A day after CBS and its affiliate board agreed on a new network compensation plan, the network’s top negotiator in the matter admitted that the network was too aggressive with its original plan and too eager in imposing such a drastic cut (Daily Variety, Oct. 7).
Speaking to members of the media yesterday, CBS affiliate relations prez Tony Malara called the network’s first stab at cutting $ 20 million from its affiliate compensation pool “much more aggressive than the environment, the market conditions” could support. He went on to say that the network was “a little too eager and tried to (cut compensation) too quickly.”
More important, the exec said the network had no intention to make another across-the-board compensation cut, provided the network enjoys some level of stability and support from its affil.
In May CBS announced that it intended to cut compensation– the money paid to stations to carry network programming — by $ 20 million and take back another $ 5 million in advertising time from affils in morning and weekend programs.
In addition, that plan called for changing compensation values on network programming, making some programs worth more in compensation and eliminating compensation completely on other shows.
Affils immediately reacted angrily to the cuts and rebelled by threatening preemptions–a potentially costly maneuver for the network.
Now, after four months of haggling and meetings, CBS affils have gotten the network to cry uncle.
Under the new program, CBS will cut its compensation pool by only $ 10 million. That figure puts CBS right in the middle in terms of total compensation paid by the Big Three networks. Currently, NBC pays $ 117 million annually, ABC $ 100 million and come January CBS will pay $ 110 million each year.

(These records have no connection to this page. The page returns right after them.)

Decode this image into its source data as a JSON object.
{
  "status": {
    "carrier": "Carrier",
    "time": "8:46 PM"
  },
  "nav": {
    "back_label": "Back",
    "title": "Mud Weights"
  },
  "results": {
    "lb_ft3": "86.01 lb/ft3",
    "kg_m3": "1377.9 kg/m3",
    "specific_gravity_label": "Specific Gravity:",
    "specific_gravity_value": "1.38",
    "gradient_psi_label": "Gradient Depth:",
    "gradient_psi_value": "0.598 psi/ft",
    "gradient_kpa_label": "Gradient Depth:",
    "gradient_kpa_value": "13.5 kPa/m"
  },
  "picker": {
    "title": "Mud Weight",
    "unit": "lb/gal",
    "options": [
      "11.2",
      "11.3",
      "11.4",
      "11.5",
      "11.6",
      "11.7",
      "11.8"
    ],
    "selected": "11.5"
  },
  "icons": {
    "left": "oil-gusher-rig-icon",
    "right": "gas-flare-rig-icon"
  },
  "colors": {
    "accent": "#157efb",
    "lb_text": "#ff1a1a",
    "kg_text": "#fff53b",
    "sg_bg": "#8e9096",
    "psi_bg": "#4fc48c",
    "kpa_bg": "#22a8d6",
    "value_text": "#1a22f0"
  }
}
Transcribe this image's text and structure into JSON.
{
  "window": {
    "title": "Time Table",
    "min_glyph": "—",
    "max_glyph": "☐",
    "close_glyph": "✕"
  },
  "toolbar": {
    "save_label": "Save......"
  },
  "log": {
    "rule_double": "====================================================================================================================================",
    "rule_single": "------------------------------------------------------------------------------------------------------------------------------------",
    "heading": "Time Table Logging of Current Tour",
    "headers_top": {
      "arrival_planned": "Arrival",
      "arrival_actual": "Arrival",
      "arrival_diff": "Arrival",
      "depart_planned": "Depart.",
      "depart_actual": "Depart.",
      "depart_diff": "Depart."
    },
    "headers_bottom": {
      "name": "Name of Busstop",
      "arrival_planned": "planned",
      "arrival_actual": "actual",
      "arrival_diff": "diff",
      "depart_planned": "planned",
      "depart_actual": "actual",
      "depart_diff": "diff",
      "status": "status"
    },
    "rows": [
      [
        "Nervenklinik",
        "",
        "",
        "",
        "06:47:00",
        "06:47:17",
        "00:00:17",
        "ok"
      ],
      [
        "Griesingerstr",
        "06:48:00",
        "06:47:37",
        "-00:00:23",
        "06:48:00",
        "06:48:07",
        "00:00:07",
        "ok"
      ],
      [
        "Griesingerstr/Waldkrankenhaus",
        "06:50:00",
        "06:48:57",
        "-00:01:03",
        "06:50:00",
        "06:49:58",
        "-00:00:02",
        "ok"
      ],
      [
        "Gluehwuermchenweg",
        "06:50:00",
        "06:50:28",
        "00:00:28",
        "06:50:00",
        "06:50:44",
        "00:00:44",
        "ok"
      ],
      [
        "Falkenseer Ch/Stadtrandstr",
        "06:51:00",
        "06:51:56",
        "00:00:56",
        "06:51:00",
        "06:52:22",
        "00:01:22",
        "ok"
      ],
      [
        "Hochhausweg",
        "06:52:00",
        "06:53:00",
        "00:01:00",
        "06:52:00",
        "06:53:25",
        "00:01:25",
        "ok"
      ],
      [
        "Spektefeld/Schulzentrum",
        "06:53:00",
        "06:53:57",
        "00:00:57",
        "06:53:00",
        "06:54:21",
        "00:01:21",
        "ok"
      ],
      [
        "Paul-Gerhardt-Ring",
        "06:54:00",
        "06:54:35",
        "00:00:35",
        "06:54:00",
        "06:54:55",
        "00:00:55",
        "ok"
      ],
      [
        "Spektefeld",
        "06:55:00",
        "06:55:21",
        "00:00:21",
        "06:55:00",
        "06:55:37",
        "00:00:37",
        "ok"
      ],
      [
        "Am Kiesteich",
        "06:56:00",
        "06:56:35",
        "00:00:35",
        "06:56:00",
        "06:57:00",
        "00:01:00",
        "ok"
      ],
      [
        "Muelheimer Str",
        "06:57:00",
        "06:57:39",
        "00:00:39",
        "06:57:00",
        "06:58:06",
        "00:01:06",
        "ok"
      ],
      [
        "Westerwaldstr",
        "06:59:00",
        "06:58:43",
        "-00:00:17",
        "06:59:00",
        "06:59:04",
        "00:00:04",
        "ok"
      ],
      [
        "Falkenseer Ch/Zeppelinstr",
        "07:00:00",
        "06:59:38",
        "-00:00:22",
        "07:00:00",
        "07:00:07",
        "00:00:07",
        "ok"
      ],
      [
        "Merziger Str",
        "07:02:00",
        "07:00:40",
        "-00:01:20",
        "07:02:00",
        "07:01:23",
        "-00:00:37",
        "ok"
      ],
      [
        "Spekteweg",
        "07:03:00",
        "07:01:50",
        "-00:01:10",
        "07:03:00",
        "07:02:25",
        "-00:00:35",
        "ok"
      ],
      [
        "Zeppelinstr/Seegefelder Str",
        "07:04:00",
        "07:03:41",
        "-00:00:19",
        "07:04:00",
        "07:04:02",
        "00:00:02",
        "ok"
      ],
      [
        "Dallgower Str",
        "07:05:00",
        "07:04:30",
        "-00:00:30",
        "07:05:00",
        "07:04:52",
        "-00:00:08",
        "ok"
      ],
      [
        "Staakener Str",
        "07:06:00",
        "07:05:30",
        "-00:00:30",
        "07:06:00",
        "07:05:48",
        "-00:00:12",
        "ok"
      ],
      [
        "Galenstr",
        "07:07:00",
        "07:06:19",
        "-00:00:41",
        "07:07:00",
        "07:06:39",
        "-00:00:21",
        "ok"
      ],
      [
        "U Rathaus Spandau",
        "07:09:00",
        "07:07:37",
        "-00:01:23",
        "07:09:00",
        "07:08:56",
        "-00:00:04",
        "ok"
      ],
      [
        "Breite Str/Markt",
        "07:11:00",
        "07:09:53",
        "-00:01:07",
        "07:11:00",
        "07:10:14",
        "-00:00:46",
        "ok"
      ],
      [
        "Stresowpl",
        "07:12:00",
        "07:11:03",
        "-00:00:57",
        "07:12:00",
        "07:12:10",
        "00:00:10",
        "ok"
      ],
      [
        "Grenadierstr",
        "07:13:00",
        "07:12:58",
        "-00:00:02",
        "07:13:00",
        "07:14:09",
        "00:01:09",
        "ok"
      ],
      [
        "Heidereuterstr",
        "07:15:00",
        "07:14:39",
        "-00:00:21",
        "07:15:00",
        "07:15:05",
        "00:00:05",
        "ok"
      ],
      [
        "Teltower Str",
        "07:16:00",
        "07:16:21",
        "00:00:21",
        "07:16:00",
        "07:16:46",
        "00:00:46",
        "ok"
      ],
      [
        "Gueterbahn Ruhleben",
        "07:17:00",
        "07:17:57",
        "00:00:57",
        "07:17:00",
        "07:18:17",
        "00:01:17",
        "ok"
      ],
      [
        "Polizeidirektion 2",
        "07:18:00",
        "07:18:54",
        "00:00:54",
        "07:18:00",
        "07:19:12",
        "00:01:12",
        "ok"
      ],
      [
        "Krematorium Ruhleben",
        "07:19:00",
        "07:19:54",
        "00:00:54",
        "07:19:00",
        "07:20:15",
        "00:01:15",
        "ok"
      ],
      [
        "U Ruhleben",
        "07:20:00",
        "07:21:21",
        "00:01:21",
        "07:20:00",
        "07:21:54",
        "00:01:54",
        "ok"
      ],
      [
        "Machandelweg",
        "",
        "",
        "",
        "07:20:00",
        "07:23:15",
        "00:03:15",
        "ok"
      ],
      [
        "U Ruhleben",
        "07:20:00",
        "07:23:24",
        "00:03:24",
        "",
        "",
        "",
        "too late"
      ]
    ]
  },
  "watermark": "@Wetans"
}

“One of our goals was to get into that arena,” Malara said. He added that the network and the affiliates wanted to get this matter behind them. “We’d rather be talking about the business of television.”
CBS’s first plan was going to cut compensation to stations in the top 100 markets by 25% and by a lower level to stations markets No. 101 and below. The new program cuts those numbers by a third and reduces the cut another 50% should the station clear CBS’s late night programming.
The web’s clearance levels in late night are at about 80%, though Malara said he thinks they could get up to 90%, at least in part because of the added compensation.
Looking at Letterman
While the network is pleased with the performance of its “Crime Time After Prime Time” programming block, Malara did say CBS would be interested in the talents of David Letterman, who has long been rumored to be leaving NBC.
In addition to the improved proposal for compensation, stations will get four 30-second spots during prime time each week during mid-break pods in the “Sunday Night Movie,””48 Hours,””Street Stories” and “The Hat Squad.”
According to Malara, stations airing late night and selling the additional spots during prime time are likely to make up the entire amount that is being cut from their compensation package.
The new plan also eliminates the earlier clauses that would have made some prime time shows worth more in compensation and eliminates the section that would have stopped paying compensation for the “CBS Evening News.”
Mick Schafbuch, general manager of KOIN-TV, Portland, Ore., and head of the affiliate board, praised the network for responding to every one of the board’s concerns with the original package. “There wasn’t an element they didn’t address ,” he said.
One of the things that did develop as a result of CBS’ affiliate stance was a stronger affiliate organization. At one point during the standoff the affiliate board suggested having a stand-alone meeting, separate from the network’s annual gathering.
Schafbuch said yesterday he was not sure if that meeting would happen, though he did say there was need for affiliate dues to increase and for the creation of a executive director position to fight for the affiliates in Washington.